» THE DATA:
——

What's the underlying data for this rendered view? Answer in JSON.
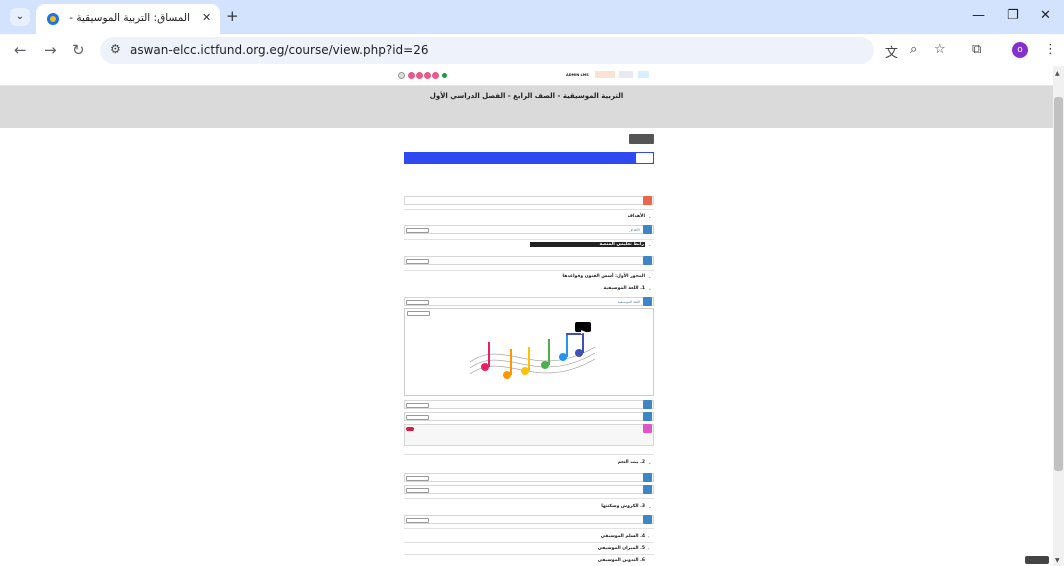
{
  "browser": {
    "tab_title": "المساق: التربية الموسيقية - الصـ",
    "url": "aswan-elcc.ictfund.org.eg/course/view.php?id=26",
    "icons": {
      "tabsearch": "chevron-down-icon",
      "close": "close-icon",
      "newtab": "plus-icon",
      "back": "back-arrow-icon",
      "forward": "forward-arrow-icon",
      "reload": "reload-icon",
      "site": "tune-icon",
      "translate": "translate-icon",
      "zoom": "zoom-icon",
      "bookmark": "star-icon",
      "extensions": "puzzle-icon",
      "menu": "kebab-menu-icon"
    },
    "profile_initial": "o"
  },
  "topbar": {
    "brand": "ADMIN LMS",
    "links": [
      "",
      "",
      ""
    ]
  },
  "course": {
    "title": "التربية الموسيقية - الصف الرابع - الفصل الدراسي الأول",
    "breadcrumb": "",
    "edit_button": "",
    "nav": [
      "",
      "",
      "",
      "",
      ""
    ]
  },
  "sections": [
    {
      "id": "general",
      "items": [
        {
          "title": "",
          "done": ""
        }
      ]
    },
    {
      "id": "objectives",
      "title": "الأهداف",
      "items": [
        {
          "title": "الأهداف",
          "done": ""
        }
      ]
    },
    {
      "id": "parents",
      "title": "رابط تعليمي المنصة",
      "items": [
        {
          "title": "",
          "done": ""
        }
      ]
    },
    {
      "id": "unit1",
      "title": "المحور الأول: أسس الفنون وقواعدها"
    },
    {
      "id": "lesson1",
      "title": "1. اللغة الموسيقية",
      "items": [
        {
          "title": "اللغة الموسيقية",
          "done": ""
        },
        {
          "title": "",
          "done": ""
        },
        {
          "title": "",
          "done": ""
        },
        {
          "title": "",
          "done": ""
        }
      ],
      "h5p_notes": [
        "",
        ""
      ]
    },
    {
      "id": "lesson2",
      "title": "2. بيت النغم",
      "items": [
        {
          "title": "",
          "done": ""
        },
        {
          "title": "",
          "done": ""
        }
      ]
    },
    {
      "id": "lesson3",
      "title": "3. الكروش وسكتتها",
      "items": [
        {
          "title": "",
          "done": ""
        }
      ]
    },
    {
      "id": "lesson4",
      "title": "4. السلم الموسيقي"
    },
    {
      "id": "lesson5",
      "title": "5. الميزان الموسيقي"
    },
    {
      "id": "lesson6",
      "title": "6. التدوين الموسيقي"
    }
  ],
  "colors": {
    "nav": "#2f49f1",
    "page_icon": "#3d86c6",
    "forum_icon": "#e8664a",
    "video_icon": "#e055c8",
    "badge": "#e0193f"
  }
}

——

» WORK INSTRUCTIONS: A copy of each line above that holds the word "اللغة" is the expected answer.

» RESPONSE TO THE TASK:
      "title": "1. اللغة الموسيقية",
          "title": "اللغة الموسيقية",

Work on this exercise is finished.